:: Assignment ::
The listing below must be repeated word for word, without its pictures.

▬▬▬

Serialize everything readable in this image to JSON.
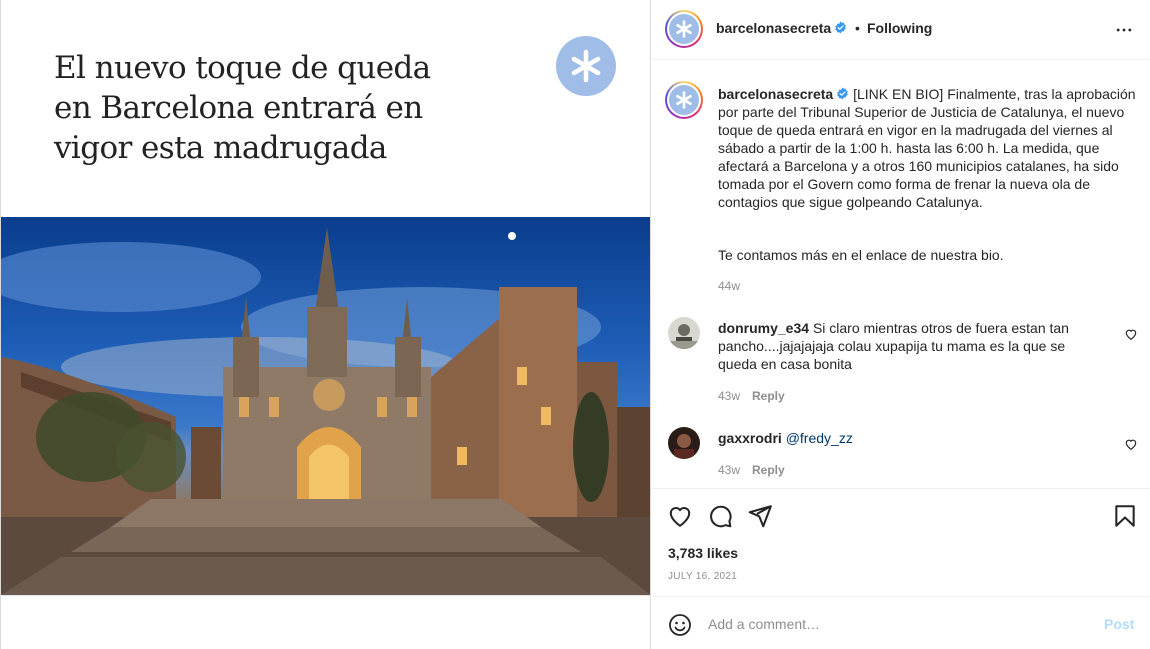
{
  "media": {
    "headline_lines": [
      "El nuevo toque de queda",
      "en Barcelona entrará en",
      "vigor esta madrugada"
    ],
    "logo_icon": "asterisk-logo-icon",
    "photo_subject": "cathedral-photo"
  },
  "post": {
    "author": "barcelonasecreta",
    "verified": true,
    "follow_separator": "•",
    "follow_status": "Following",
    "more_icon": "more-options-icon"
  },
  "caption": {
    "author": "barcelonasecreta",
    "text": "[LINK EN BIO] Finalmente, tras la aprobación por parte del Tribunal Superior de Justicia de Catalunya, el nuevo toque de queda entrará en vigor en la madrugada del viernes al sábado a partir de la 1:00 h. hasta las 6:00 h. La medida, que afectará a Barcelona y a otros 160 municipios catalanes, ha sido tomada por el Govern como forma de frenar la nueva ola de contagios que sigue golpeando Catalunya.",
    "extra": "Te contamos más en el enlace de nuestra bio.",
    "time": "44w"
  },
  "comments": [
    {
      "author": "donrumy_e34",
      "text": "Si claro mientras otros de fuera estan tan pancho....jajajajaja colau xupapija tu mama es la que se queda en casa bonita",
      "time": "43w",
      "reply_label": "Reply"
    },
    {
      "author": "gaxxrodri",
      "mention": "@fredy_zz",
      "time": "43w",
      "reply_label": "Reply"
    }
  ],
  "actions": {
    "icons": [
      "heart-icon",
      "comment-icon",
      "share-icon",
      "bookmark-icon"
    ],
    "likes": "3,783 likes",
    "date": "JULY 16, 2021"
  },
  "add_comment": {
    "placeholder": "Add a comment…",
    "post_label": "Post",
    "emoji_icon": "emoji-icon"
  },
  "colors": {
    "brand_avatar": "#9fbde6",
    "verified": "#3897f0",
    "post_button_disabled": "#b3dbff",
    "mention": "#00376b"
  }
}
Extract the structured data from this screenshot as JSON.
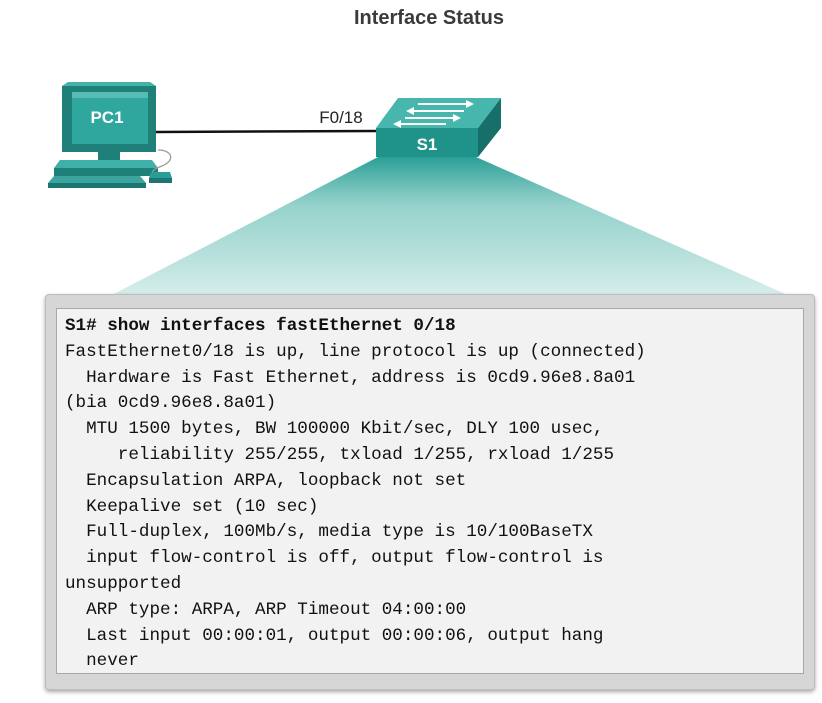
{
  "title": "Interface Status",
  "topology": {
    "pc_label": "PC1",
    "switch_label": "S1",
    "link_label": "F0/18"
  },
  "terminal": {
    "prompt": "S1# ",
    "command": "show interfaces fastEthernet 0/18",
    "output": [
      "FastEthernet0/18 is up, line protocol is up (connected)",
      "  Hardware is Fast Ethernet, address is 0cd9.96e8.8a01",
      "(bia 0cd9.96e8.8a01)",
      "  MTU 1500 bytes, BW 100000 Kbit/sec, DLY 100 usec,",
      "     reliability 255/255, txload 1/255, rxload 1/255",
      "  Encapsulation ARPA, loopback not set",
      "  Keepalive set (10 sec)",
      "  Full-duplex, 100Mb/s, media type is 10/100BaseTX",
      "  input flow-control is off, output flow-control is",
      "unsupported",
      "  ARP type: ARPA, ARP Timeout 04:00:00",
      "  Last input 00:00:01, output 00:00:06, output hang",
      "  never"
    ]
  },
  "colors": {
    "device_teal": "#2a9e96",
    "device_dark": "#1f7f79",
    "zoom_fill": "#b9e0dc"
  }
}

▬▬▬

:: Answer section ::
Serialize everything readable in this image to JSON.
{
  "media": {
    "headline_lines": [
      "El nuevo toque de queda",
      "en Barcelona entrará en",
      "vigor esta madrugada"
    ],
    "logo_icon": "asterisk-logo-icon",
    "photo_subject": "cathedral-photo"
  },
  "post": {
    "author": "barcelonasecreta",
    "verified": true,
    "follow_separator": "•",
    "follow_status": "Following",
    "more_icon": "more-options-icon"
  },
  "caption": {
    "author": "barcelonasecreta",
    "text": "[LINK EN BIO] Finalmente, tras la aprobación por parte del Tribunal Superior de Justicia de Catalunya, el nuevo toque de queda entrará en vigor en la madrugada del viernes al sábado a partir de la 1:00 h. hasta las 6:00 h. La medida, que afectará a Barcelona y a otros 160 municipios catalanes, ha sido tomada por el Govern como forma de frenar la nueva ola de contagios que sigue golpeando Catalunya.",
    "extra": "Te contamos más en el enlace de nuestra bio.",
    "time": "44w"
  },
  "comments": [
    {
      "author": "donrumy_e34",
      "text": "Si claro mientras otros de fuera estan tan pancho....jajajajaja colau xupapija tu mama es la que se queda en casa bonita",
      "time": "43w",
      "reply_label": "Reply"
    },
    {
      "author": "gaxxrodri",
      "mention": "@fredy_zz",
      "time": "43w",
      "reply_label": "Reply"
    }
  ],
  "actions": {
    "icons": [
      "heart-icon",
      "comment-icon",
      "share-icon",
      "bookmark-icon"
    ],
    "likes": "3,783 likes",
    "date": "JULY 16, 2021"
  },
  "add_comment": {
    "placeholder": "Add a comment…",
    "post_label": "Post",
    "emoji_icon": "emoji-icon"
  },
  "colors": {
    "brand_avatar": "#9fbde6",
    "verified": "#3897f0",
    "post_button_disabled": "#b3dbff",
    "mention": "#00376b"
  }
}
Extract the structured data from this screenshot as JSON.
{
  "title": "Interface Status",
  "topology": {
    "pc_label": "PC1",
    "switch_label": "S1",
    "link_label": "F0/18"
  },
  "terminal": {
    "prompt": "S1# ",
    "command": "show interfaces fastEthernet 0/18",
    "output": [
      "FastEthernet0/18 is up, line protocol is up (connected)",
      "  Hardware is Fast Ethernet, address is 0cd9.96e8.8a01",
      "(bia 0cd9.96e8.8a01)",
      "  MTU 1500 bytes, BW 100000 Kbit/sec, DLY 100 usec,",
      "     reliability 255/255, txload 1/255, rxload 1/255",
      "  Encapsulation ARPA, loopback not set",
      "  Keepalive set (10 sec)",
      "  Full-duplex, 100Mb/s, media type is 10/100BaseTX",
      "  input flow-control is off, output flow-control is",
      "unsupported",
      "  ARP type: ARPA, ARP Timeout 04:00:00",
      "  Last input 00:00:01, output 00:00:06, output hang",
      "  never"
    ]
  },
  "colors": {
    "device_teal": "#2a9e96",
    "device_dark": "#1f7f79",
    "zoom_fill": "#b9e0dc"
  }
}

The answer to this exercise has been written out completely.